--- How to complete this task ---
Each record must appear in your answer exactly as it does below.
[[ Task input open ]]
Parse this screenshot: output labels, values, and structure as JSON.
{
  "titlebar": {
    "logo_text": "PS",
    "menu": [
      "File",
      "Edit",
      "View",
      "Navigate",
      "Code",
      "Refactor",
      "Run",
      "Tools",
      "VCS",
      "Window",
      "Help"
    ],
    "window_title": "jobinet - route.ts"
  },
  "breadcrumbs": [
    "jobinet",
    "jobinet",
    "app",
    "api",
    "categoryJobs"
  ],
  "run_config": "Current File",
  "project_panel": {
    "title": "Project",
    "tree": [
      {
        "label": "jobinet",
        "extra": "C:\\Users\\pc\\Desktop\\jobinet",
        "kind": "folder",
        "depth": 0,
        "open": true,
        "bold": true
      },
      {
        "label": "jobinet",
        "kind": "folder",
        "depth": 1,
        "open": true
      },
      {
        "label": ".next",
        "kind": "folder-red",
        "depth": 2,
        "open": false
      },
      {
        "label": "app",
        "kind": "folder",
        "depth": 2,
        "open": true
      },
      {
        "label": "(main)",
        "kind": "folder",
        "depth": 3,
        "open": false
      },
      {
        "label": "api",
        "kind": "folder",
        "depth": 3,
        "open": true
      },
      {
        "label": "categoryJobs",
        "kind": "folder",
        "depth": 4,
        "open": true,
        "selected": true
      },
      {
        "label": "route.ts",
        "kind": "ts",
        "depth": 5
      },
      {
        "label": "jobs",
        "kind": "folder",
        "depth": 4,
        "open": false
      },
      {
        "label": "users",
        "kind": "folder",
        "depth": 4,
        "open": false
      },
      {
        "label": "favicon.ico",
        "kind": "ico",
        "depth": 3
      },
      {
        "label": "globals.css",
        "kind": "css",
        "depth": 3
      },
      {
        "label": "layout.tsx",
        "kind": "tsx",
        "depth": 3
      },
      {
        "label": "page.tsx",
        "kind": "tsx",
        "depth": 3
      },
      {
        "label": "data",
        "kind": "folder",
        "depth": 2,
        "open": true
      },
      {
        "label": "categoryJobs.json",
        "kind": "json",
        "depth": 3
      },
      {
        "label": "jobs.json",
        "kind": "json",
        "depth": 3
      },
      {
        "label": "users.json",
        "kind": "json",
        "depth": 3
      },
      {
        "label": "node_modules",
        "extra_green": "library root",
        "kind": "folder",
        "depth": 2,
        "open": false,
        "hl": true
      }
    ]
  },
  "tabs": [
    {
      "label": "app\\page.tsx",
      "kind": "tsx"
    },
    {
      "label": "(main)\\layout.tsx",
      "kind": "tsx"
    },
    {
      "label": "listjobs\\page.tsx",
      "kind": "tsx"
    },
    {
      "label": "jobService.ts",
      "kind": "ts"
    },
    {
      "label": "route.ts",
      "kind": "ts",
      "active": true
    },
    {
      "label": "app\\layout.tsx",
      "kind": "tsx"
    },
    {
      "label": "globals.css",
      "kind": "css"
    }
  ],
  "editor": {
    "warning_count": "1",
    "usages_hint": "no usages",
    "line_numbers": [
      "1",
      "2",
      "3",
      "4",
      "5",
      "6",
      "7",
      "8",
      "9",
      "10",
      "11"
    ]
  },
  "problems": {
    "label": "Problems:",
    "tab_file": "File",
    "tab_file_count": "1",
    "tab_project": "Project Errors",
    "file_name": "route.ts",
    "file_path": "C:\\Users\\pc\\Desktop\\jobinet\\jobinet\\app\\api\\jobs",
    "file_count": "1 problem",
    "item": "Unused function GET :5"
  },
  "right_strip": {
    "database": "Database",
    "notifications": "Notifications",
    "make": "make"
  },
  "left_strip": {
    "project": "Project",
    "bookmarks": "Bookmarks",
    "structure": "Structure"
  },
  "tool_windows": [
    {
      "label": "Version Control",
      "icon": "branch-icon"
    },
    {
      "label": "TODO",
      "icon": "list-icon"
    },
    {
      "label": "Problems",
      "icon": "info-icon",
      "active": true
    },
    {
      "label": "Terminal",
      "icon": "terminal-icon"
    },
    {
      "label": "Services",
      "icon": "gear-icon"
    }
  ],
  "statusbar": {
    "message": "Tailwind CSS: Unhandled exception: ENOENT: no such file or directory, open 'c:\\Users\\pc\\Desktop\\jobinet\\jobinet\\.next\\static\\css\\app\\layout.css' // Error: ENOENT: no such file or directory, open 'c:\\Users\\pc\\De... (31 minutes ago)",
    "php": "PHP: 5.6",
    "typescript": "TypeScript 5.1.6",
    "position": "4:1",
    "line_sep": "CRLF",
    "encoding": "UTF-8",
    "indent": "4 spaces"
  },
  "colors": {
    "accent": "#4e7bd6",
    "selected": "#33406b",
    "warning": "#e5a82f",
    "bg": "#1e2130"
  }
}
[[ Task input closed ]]
--- Task result ---
Parse this screenshot: output labels, values, and structure as JSON.
{
  "titlebar": {
    "logo_text": "PS",
    "menu": [
      "File",
      "Edit",
      "View",
      "Navigate",
      "Code",
      "Refactor",
      "Run",
      "Tools",
      "VCS",
      "Window",
      "Help"
    ],
    "window_title": "jobinet - route.ts"
  },
  "breadcrumbs": [
    "jobinet",
    "jobinet",
    "app",
    "api",
    "categoryJobs"
  ],
  "run_config": "Current File",
  "project_panel": {
    "title": "Project",
    "tree": [
      {
        "label": "jobinet",
        "extra": "C:\\Users\\pc\\Desktop\\jobinet",
        "kind": "folder",
        "depth": 0,
        "open": true,
        "bold": true
      },
      {
        "label": "jobinet",
        "kind": "folder",
        "depth": 1,
        "open": true
      },
      {
        "label": ".next",
        "kind": "folder-red",
        "depth": 2,
        "open": false
      },
      {
        "label": "app",
        "kind": "folder",
        "depth": 2,
        "open": true
      },
      {
        "label": "(main)",
        "kind": "folder",
        "depth": 3,
        "open": false
      },
      {
        "label": "api",
        "kind": "folder",
        "depth": 3,
        "open": true
      },
      {
        "label": "categoryJobs",
        "kind": "folder",
        "depth": 4,
        "open": true,
        "selected": true
      },
      {
        "label": "route.ts",
        "kind": "ts",
        "depth": 5
      },
      {
        "label": "jobs",
        "kind": "folder",
        "depth": 4,
        "open": false
      },
      {
        "label": "users",
        "kind": "folder",
        "depth": 4,
        "open": false
      },
      {
        "label": "favicon.ico",
        "kind": "ico",
        "depth": 3
      },
      {
        "label": "globals.css",
        "kind": "css",
        "depth": 3
      },
      {
        "label": "layout.tsx",
        "kind": "tsx",
        "depth": 3
      },
      {
        "label": "page.tsx",
        "kind": "tsx",
        "depth": 3
      },
      {
        "label": "data",
        "kind": "folder",
        "depth": 2,
        "open": true
      },
      {
        "label": "categoryJobs.json",
        "kind": "json",
        "depth": 3
      },
      {
        "label": "jobs.json",
        "kind": "json",
        "depth": 3
      },
      {
        "label": "users.json",
        "kind": "json",
        "depth": 3
      },
      {
        "label": "node_modules",
        "extra_green": "library root",
        "kind": "folder",
        "depth": 2,
        "open": false,
        "hl": true
      }
    ]
  },
  "tabs": [
    {
      "label": "app\\page.tsx",
      "kind": "tsx"
    },
    {
      "label": "(main)\\layout.tsx",
      "kind": "tsx"
    },
    {
      "label": "listjobs\\page.tsx",
      "kind": "tsx"
    },
    {
      "label": "jobService.ts",
      "kind": "ts"
    },
    {
      "label": "route.ts",
      "kind": "ts",
      "active": true
    },
    {
      "label": "app\\layout.tsx",
      "kind": "tsx"
    },
    {
      "label": "globals.css",
      "kind": "css"
    }
  ],
  "editor": {
    "warning_count": "1",
    "usages_hint": "no usages",
    "line_numbers": [
      "1",
      "2",
      "3",
      "4",
      "5",
      "6",
      "7",
      "8",
      "9",
      "10",
      "11"
    ]
  },
  "problems": {
    "label": "Problems:",
    "tab_file": "File",
    "tab_file_count": "1",
    "tab_project": "Project Errors",
    "file_name": "route.ts",
    "file_path": "C:\\Users\\pc\\Desktop\\jobinet\\jobinet\\app\\api\\jobs",
    "file_count": "1 problem",
    "item": "Unused function GET :5"
  },
  "right_strip": {
    "database": "Database",
    "notifications": "Notifications",
    "make": "make"
  },
  "left_strip": {
    "project": "Project",
    "bookmarks": "Bookmarks",
    "structure": "Structure"
  },
  "tool_windows": [
    {
      "label": "Version Control",
      "icon": "branch-icon"
    },
    {
      "label": "TODO",
      "icon": "list-icon"
    },
    {
      "label": "Problems",
      "icon": "info-icon",
      "active": true
    },
    {
      "label": "Terminal",
      "icon": "terminal-icon"
    },
    {
      "label": "Services",
      "icon": "gear-icon"
    }
  ],
  "statusbar": {
    "message": "Tailwind CSS: Unhandled exception: ENOENT: no such file or directory, open 'c:\\Users\\pc\\Desktop\\jobinet\\jobinet\\.next\\static\\css\\app\\layout.css' // Error: ENOENT: no such file or directory, open 'c:\\Users\\pc\\De... (31 minutes ago)",
    "php": "PHP: 5.6",
    "typescript": "TypeScript 5.1.6",
    "position": "4:1",
    "line_sep": "CRLF",
    "encoding": "UTF-8",
    "indent": "4 spaces"
  },
  "colors": {
    "accent": "#4e7bd6",
    "selected": "#33406b",
    "warning": "#e5a82f",
    "bg": "#1e2130"
  }
}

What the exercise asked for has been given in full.